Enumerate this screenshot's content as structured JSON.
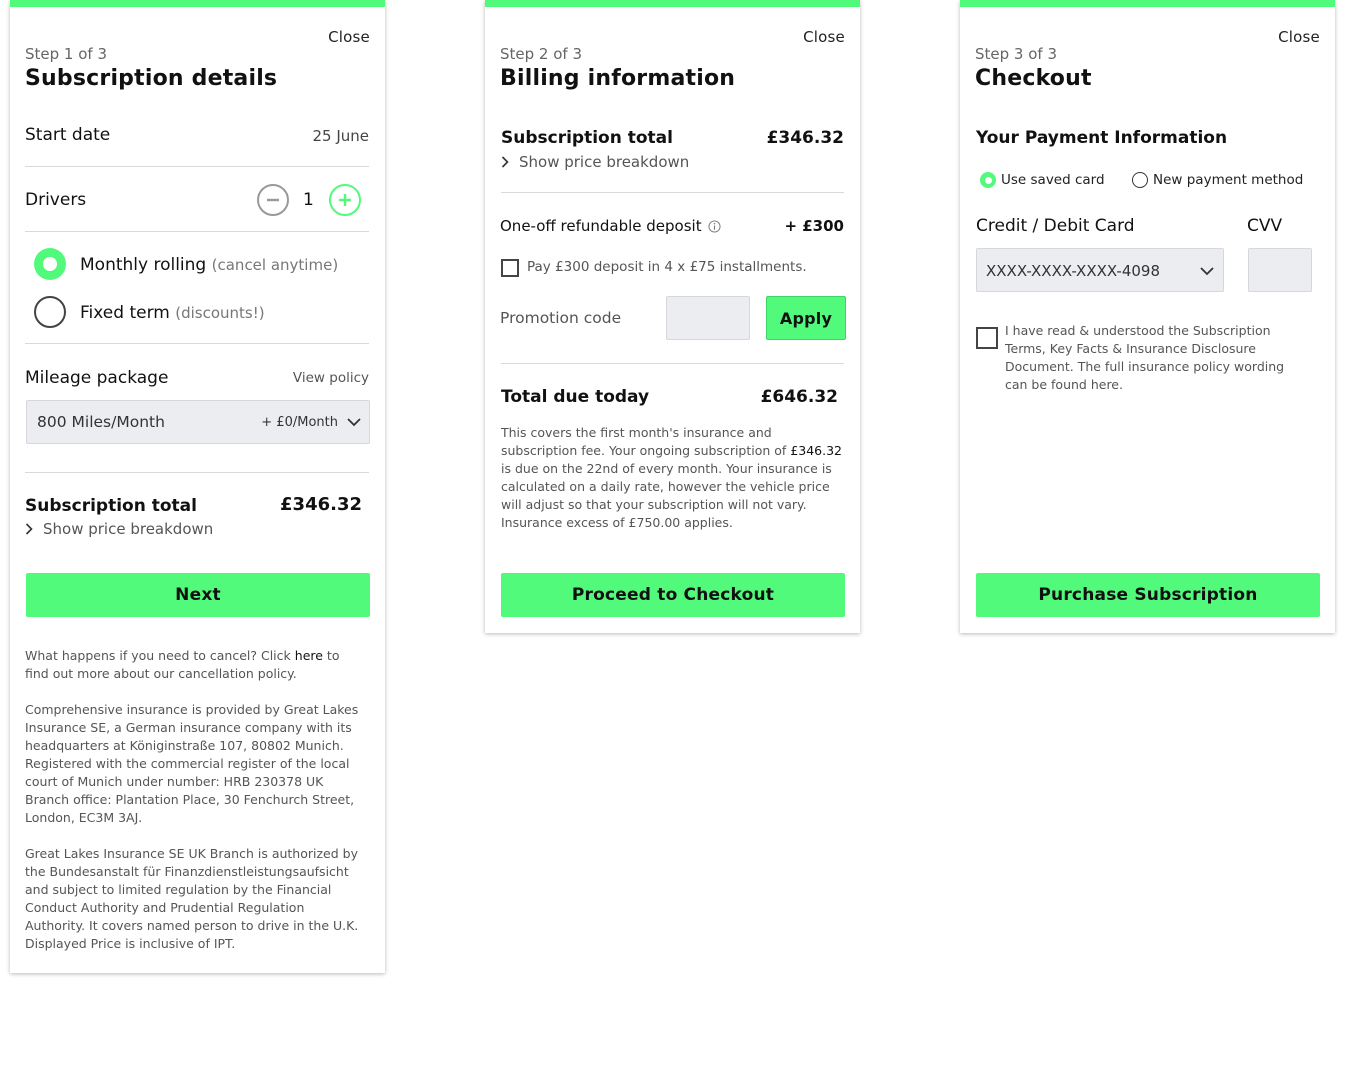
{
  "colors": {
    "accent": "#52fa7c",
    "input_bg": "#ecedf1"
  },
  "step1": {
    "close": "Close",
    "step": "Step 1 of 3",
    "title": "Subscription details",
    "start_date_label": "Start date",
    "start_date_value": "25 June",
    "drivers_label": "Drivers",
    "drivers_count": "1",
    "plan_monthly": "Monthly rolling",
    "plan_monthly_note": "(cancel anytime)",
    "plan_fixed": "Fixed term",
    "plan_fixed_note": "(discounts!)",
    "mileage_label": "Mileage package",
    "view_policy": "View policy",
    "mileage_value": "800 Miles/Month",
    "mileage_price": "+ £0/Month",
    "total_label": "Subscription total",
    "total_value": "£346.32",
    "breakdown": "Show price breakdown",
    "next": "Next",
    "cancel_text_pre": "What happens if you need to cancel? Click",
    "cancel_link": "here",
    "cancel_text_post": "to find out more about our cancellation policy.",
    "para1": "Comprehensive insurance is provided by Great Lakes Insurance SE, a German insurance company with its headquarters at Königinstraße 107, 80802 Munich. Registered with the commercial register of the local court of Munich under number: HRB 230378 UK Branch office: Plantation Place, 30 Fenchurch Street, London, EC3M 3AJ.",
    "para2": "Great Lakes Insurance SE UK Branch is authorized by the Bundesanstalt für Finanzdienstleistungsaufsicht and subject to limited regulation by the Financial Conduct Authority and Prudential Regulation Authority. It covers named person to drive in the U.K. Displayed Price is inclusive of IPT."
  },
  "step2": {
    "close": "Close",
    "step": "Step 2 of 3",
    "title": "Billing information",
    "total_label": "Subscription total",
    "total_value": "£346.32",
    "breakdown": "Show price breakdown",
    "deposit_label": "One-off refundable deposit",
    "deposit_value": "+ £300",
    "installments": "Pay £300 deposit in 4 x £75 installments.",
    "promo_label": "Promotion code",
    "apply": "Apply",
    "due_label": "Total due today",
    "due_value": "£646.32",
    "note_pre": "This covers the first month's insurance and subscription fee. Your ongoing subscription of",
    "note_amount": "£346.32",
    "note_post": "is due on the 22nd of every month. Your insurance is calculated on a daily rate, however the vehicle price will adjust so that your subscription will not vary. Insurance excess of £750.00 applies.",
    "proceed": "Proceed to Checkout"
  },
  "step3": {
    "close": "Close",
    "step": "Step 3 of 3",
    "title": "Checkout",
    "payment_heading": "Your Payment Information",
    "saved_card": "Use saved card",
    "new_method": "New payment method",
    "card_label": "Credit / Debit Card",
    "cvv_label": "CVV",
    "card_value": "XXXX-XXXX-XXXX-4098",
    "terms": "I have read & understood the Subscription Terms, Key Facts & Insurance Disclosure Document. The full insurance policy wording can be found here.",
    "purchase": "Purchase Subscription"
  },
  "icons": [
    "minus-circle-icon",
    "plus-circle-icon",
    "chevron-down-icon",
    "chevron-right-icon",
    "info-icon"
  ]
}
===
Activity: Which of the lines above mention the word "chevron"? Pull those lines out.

Output:
    "chevron-down-icon",
    "chevron-right-icon",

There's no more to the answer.